» **EXERCISE BRIEF**: Among the lines of the records, please find those that contain the word "handle" and copy them.

PROVIDED DATA Block Start

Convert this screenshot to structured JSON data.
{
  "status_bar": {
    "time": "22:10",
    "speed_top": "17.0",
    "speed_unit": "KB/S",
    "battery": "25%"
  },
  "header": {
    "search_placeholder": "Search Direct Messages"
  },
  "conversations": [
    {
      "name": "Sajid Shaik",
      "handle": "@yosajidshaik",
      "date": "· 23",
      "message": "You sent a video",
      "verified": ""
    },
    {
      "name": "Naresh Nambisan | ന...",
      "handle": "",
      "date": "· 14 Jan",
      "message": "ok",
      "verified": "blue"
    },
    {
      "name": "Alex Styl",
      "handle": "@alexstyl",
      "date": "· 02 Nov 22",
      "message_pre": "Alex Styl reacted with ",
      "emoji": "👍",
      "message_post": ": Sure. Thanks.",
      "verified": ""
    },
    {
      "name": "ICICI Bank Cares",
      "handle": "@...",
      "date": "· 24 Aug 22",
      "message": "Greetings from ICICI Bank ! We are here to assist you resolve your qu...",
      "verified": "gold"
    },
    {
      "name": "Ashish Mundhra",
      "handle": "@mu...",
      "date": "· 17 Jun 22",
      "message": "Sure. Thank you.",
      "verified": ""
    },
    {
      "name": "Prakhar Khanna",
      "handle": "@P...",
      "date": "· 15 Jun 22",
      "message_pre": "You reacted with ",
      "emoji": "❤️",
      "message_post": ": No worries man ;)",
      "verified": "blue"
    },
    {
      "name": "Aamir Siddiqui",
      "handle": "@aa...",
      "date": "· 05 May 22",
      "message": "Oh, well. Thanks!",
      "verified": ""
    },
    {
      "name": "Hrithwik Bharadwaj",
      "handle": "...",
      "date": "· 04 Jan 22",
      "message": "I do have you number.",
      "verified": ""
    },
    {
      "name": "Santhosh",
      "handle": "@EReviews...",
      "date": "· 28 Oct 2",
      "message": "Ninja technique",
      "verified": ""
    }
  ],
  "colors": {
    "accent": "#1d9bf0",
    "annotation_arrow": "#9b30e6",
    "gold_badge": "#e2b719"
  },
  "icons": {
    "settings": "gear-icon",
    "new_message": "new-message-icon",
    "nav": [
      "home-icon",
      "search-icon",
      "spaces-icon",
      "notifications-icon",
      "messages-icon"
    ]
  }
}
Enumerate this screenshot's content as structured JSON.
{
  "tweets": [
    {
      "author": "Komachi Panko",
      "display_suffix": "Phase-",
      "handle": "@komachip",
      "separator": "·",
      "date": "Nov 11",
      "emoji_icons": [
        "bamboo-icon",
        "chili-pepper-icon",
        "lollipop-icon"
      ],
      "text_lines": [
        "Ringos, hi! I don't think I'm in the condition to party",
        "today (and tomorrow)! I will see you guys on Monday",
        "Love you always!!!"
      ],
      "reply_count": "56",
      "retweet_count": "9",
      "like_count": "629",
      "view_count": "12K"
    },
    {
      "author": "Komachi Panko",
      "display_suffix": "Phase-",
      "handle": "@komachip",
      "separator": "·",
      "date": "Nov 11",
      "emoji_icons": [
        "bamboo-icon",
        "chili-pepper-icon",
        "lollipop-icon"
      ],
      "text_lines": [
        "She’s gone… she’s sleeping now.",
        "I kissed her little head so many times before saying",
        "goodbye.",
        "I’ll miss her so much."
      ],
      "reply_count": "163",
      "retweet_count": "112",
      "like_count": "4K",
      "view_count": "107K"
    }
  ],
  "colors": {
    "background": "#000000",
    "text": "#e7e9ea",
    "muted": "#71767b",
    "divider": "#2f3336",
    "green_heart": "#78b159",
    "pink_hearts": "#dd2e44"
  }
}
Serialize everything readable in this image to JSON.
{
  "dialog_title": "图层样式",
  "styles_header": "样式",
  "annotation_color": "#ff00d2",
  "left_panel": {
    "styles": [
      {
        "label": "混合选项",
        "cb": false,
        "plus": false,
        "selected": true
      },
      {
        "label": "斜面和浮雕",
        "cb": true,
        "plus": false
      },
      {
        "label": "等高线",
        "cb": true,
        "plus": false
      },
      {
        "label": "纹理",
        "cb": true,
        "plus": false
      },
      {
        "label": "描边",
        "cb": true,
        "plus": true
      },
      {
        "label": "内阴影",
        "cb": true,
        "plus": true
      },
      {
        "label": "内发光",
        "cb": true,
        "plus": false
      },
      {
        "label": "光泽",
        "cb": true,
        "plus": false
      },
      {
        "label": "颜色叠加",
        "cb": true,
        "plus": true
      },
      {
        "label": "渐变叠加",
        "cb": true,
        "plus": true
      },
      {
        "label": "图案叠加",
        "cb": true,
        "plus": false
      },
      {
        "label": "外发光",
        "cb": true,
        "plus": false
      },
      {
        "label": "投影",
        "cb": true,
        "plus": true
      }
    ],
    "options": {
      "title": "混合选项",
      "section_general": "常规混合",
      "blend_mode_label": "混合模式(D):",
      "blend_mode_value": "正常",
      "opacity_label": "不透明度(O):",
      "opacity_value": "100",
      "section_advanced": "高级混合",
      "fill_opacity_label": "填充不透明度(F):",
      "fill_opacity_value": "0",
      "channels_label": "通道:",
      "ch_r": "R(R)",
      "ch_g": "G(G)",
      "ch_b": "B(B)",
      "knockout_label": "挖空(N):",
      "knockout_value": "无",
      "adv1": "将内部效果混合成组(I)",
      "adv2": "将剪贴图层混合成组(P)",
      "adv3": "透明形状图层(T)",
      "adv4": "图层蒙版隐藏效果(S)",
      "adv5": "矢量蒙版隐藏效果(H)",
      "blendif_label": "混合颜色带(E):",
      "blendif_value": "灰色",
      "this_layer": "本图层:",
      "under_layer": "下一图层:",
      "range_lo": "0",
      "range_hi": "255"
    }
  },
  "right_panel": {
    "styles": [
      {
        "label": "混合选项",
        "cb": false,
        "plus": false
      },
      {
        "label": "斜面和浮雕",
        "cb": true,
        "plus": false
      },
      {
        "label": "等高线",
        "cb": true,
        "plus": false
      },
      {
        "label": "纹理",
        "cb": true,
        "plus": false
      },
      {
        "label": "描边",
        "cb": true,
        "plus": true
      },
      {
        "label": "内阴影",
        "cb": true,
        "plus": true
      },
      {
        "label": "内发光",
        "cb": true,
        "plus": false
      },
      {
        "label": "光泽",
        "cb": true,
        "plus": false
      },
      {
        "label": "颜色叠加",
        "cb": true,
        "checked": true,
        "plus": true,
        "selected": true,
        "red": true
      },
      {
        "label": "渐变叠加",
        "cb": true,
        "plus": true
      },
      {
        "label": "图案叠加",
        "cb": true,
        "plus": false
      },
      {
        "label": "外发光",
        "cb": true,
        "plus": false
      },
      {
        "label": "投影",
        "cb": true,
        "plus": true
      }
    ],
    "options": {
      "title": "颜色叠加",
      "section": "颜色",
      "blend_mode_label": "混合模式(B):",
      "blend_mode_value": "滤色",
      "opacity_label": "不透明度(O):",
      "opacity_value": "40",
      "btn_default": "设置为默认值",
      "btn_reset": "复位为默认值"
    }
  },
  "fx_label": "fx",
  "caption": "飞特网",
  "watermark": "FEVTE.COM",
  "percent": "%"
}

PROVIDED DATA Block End

» **SOLUTION TO THE EXERCISE**:
      "handle": "@yosajidshaik",
      "handle": "",
      "handle": "@alexstyl",
      "handle": "@...",
      "handle": "@mu...",
      "handle": "@P...",
      "handle": "@aa...",
      "handle": "...",
      "handle": "@EReviews...",
      "handle": "@komachip",
      "handle": "@komachip",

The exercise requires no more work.